-- Opening Marker --

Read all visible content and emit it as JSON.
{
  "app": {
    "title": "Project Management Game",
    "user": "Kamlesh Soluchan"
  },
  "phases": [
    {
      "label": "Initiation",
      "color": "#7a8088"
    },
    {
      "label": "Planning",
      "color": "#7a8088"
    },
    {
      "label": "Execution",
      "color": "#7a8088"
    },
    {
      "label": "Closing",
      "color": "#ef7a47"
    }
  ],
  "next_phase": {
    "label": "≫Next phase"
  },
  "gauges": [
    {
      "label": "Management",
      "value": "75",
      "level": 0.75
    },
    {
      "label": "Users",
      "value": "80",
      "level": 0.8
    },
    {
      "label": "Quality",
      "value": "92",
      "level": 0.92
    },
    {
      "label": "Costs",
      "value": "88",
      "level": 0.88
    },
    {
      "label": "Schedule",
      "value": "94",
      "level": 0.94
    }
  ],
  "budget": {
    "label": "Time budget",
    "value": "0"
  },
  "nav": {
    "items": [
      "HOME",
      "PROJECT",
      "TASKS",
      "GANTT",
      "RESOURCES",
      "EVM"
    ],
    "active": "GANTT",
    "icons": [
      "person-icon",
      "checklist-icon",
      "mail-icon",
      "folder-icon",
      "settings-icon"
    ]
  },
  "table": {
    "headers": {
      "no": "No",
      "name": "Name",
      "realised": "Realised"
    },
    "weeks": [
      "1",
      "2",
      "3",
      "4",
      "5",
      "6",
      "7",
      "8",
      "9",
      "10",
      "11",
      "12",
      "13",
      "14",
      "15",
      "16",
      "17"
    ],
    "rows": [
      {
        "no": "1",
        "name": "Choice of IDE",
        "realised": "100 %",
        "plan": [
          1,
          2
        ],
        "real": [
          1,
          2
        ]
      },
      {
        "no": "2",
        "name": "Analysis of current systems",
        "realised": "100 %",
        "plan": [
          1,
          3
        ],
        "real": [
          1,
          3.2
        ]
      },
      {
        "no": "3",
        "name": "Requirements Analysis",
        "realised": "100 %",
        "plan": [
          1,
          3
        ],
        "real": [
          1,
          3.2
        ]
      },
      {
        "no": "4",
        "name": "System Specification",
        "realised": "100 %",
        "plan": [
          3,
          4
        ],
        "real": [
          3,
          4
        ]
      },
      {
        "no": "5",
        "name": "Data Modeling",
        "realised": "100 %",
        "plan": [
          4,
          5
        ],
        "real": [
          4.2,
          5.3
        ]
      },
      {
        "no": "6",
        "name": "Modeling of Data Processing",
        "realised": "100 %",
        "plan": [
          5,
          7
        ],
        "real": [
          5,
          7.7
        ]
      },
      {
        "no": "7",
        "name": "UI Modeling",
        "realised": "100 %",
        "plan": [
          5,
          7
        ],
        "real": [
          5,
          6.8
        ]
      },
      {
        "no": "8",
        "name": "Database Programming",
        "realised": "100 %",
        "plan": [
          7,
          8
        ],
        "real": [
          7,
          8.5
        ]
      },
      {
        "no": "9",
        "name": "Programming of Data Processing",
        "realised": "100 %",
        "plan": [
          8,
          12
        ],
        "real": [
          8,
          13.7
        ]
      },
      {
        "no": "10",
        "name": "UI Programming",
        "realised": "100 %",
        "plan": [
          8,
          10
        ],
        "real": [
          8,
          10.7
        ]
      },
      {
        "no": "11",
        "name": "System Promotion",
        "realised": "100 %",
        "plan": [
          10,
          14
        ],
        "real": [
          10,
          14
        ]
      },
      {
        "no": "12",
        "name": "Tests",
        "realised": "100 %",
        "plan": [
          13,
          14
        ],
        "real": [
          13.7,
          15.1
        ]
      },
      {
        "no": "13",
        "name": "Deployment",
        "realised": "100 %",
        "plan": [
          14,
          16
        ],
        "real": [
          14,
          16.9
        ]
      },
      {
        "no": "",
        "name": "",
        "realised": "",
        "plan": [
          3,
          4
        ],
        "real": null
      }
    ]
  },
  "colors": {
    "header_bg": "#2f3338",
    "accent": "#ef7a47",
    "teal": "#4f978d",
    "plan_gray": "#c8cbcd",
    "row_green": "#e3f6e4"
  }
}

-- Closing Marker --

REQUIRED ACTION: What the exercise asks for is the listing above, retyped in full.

RESULT OF THIS TASK:
Read all visible content and emit it as JSON.
{
  "app": {
    "title": "Project Management Game",
    "user": "Kamlesh Soluchan"
  },
  "phases": [
    {
      "label": "Initiation",
      "color": "#7a8088"
    },
    {
      "label": "Planning",
      "color": "#7a8088"
    },
    {
      "label": "Execution",
      "color": "#7a8088"
    },
    {
      "label": "Closing",
      "color": "#ef7a47"
    }
  ],
  "next_phase": {
    "label": "≫Next phase"
  },
  "gauges": [
    {
      "label": "Management",
      "value": "75",
      "level": 0.75
    },
    {
      "label": "Users",
      "value": "80",
      "level": 0.8
    },
    {
      "label": "Quality",
      "value": "92",
      "level": 0.92
    },
    {
      "label": "Costs",
      "value": "88",
      "level": 0.88
    },
    {
      "label": "Schedule",
      "value": "94",
      "level": 0.94
    }
  ],
  "budget": {
    "label": "Time budget",
    "value": "0"
  },
  "nav": {
    "items": [
      "HOME",
      "PROJECT",
      "TASKS",
      "GANTT",
      "RESOURCES",
      "EVM"
    ],
    "active": "GANTT",
    "icons": [
      "person-icon",
      "checklist-icon",
      "mail-icon",
      "folder-icon",
      "settings-icon"
    ]
  },
  "table": {
    "headers": {
      "no": "No",
      "name": "Name",
      "realised": "Realised"
    },
    "weeks": [
      "1",
      "2",
      "3",
      "4",
      "5",
      "6",
      "7",
      "8",
      "9",
      "10",
      "11",
      "12",
      "13",
      "14",
      "15",
      "16",
      "17"
    ],
    "rows": [
      {
        "no": "1",
        "name": "Choice of IDE",
        "realised": "100 %",
        "plan": [
          1,
          2
        ],
        "real": [
          1,
          2
        ]
      },
      {
        "no": "2",
        "name": "Analysis of current systems",
        "realised": "100 %",
        "plan": [
          1,
          3
        ],
        "real": [
          1,
          3.2
        ]
      },
      {
        "no": "3",
        "name": "Requirements Analysis",
        "realised": "100 %",
        "plan": [
          1,
          3
        ],
        "real": [
          1,
          3.2
        ]
      },
      {
        "no": "4",
        "name": "System Specification",
        "realised": "100 %",
        "plan": [
          3,
          4
        ],
        "real": [
          3,
          4
        ]
      },
      {
        "no": "5",
        "name": "Data Modeling",
        "realised": "100 %",
        "plan": [
          4,
          5
        ],
        "real": [
          4.2,
          5.3
        ]
      },
      {
        "no": "6",
        "name": "Modeling of Data Processing",
        "realised": "100 %",
        "plan": [
          5,
          7
        ],
        "real": [
          5,
          7.7
        ]
      },
      {
        "no": "7",
        "name": "UI Modeling",
        "realised": "100 %",
        "plan": [
          5,
          7
        ],
        "real": [
          5,
          6.8
        ]
      },
      {
        "no": "8",
        "name": "Database Programming",
        "realised": "100 %",
        "plan": [
          7,
          8
        ],
        "real": [
          7,
          8.5
        ]
      },
      {
        "no": "9",
        "name": "Programming of Data Processing",
        "realised": "100 %",
        "plan": [
          8,
          12
        ],
        "real": [
          8,
          13.7
        ]
      },
      {
        "no": "10",
        "name": "UI Programming",
        "realised": "100 %",
        "plan": [
          8,
          10
        ],
        "real": [
          8,
          10.7
        ]
      },
      {
        "no": "11",
        "name": "System Promotion",
        "realised": "100 %",
        "plan": [
          10,
          14
        ],
        "real": [
          10,
          14
        ]
      },
      {
        "no": "12",
        "name": "Tests",
        "realised": "100 %",
        "plan": [
          13,
          14
        ],
        "real": [
          13.7,
          15.1
        ]
      },
      {
        "no": "13",
        "name": "Deployment",
        "realised": "100 %",
        "plan": [
          14,
          16
        ],
        "real": [
          14,
          16.9
        ]
      },
      {
        "no": "",
        "name": "",
        "realised": "",
        "plan": [
          3,
          4
        ],
        "real": null
      }
    ]
  },
  "colors": {
    "header_bg": "#2f3338",
    "accent": "#ef7a47",
    "teal": "#4f978d",
    "plan_gray": "#c8cbcd",
    "row_green": "#e3f6e4"
  }
}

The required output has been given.